#### Exercise details:
Set every record down again, exactly and completely.

#### Dataset rows for apps and sites:
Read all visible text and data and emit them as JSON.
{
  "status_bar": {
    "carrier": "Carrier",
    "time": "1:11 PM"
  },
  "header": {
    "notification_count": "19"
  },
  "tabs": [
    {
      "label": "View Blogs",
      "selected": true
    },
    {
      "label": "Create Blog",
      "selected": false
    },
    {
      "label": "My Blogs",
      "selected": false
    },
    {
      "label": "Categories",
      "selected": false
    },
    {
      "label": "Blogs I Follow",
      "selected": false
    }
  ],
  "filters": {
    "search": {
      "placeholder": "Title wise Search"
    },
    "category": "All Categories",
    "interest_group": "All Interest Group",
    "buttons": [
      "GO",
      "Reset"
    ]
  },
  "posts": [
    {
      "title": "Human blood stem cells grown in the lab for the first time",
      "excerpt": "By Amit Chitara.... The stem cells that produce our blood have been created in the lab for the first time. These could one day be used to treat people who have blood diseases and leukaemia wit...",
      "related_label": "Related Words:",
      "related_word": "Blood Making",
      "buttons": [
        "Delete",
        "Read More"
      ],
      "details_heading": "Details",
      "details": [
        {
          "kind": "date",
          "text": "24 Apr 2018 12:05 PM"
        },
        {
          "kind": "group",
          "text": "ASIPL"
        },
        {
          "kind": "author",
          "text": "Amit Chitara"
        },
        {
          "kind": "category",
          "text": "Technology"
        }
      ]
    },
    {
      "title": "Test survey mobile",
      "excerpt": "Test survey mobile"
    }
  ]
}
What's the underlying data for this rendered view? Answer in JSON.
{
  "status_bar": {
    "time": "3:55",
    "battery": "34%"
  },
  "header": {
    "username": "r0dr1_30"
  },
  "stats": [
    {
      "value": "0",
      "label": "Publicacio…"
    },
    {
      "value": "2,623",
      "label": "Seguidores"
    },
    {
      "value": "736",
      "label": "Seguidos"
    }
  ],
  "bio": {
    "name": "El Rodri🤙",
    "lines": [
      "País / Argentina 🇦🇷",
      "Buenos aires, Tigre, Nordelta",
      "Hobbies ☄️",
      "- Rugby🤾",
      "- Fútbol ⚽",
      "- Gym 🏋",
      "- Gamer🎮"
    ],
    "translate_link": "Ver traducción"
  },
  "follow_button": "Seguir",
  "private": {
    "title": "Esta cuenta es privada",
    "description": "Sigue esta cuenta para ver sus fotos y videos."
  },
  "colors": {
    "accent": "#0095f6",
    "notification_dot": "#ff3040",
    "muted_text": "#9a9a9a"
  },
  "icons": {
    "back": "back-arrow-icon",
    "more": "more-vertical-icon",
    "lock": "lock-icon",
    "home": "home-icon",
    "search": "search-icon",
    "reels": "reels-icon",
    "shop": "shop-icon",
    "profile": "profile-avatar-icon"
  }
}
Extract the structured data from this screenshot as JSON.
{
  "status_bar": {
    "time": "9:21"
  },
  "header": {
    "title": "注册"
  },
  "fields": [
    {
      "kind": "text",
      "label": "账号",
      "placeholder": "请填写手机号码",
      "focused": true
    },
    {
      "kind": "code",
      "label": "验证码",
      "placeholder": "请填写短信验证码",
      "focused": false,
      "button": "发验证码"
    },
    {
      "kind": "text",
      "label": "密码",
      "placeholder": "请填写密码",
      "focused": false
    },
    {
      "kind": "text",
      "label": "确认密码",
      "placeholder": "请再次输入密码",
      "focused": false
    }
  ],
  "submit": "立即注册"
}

#### Task solution:
Read all visible text and data and emit them as JSON.
{
  "status_bar": {
    "carrier": "Carrier",
    "time": "1:11 PM"
  },
  "header": {
    "notification_count": "19"
  },
  "tabs": [
    {
      "label": "View Blogs",
      "selected": true
    },
    {
      "label": "Create Blog",
      "selected": false
    },
    {
      "label": "My Blogs",
      "selected": false
    },
    {
      "label": "Categories",
      "selected": false
    },
    {
      "label": "Blogs I Follow",
      "selected": false
    }
  ],
  "filters": {
    "search": {
      "placeholder": "Title wise Search"
    },
    "category": "All Categories",
    "interest_group": "All Interest Group",
    "buttons": [
      "GO",
      "Reset"
    ]
  },
  "posts": [
    {
      "title": "Human blood stem cells grown in the lab for the first time",
      "excerpt": "By Amit Chitara.... The stem cells that produce our blood have been created in the lab for the first time. These could one day be used to treat people who have blood diseases and leukaemia wit...",
      "related_label": "Related Words:",
      "related_word": "Blood Making",
      "buttons": [
        "Delete",
        "Read More"
      ],
      "details_heading": "Details",
      "details": [
        {
          "kind": "date",
          "text": "24 Apr 2018 12:05 PM"
        },
        {
          "kind": "group",
          "text": "ASIPL"
        },
        {
          "kind": "author",
          "text": "Amit Chitara"
        },
        {
          "kind": "category",
          "text": "Technology"
        }
      ]
    },
    {
      "title": "Test survey mobile",
      "excerpt": "Test survey mobile"
    }
  ]
}
What's the underlying data for this rendered view? Answer in JSON.
{
  "status_bar": {
    "time": "3:55",
    "battery": "34%"
  },
  "header": {
    "username": "r0dr1_30"
  },
  "stats": [
    {
      "value": "0",
      "label": "Publicacio…"
    },
    {
      "value": "2,623",
      "label": "Seguidores"
    },
    {
      "value": "736",
      "label": "Seguidos"
    }
  ],
  "bio": {
    "name": "El Rodri🤙",
    "lines": [
      "País / Argentina 🇦🇷",
      "Buenos aires, Tigre, Nordelta",
      "Hobbies ☄️",
      "- Rugby🤾",
      "- Fútbol ⚽",
      "- Gym 🏋",
      "- Gamer🎮"
    ],
    "translate_link": "Ver traducción"
  },
  "follow_button": "Seguir",
  "private": {
    "title": "Esta cuenta es privada",
    "description": "Sigue esta cuenta para ver sus fotos y videos."
  },
  "colors": {
    "accent": "#0095f6",
    "notification_dot": "#ff3040",
    "muted_text": "#9a9a9a"
  },
  "icons": {
    "back": "back-arrow-icon",
    "more": "more-vertical-icon",
    "lock": "lock-icon",
    "home": "home-icon",
    "search": "search-icon",
    "reels": "reels-icon",
    "shop": "shop-icon",
    "profile": "profile-avatar-icon"
  }
}
Extract the structured data from this screenshot as JSON.
{
  "status_bar": {
    "time": "9:21"
  },
  "header": {
    "title": "注册"
  },
  "fields": [
    {
      "kind": "text",
      "label": "账号",
      "placeholder": "请填写手机号码",
      "focused": true
    },
    {
      "kind": "code",
      "label": "验证码",
      "placeholder": "请填写短信验证码",
      "focused": false,
      "button": "发验证码"
    },
    {
      "kind": "text",
      "label": "密码",
      "placeholder": "请填写密码",
      "focused": false
    },
    {
      "kind": "text",
      "label": "确认密码",
      "placeholder": "请再次输入密码",
      "focused": false
    }
  ],
  "submit": "立即注册"
}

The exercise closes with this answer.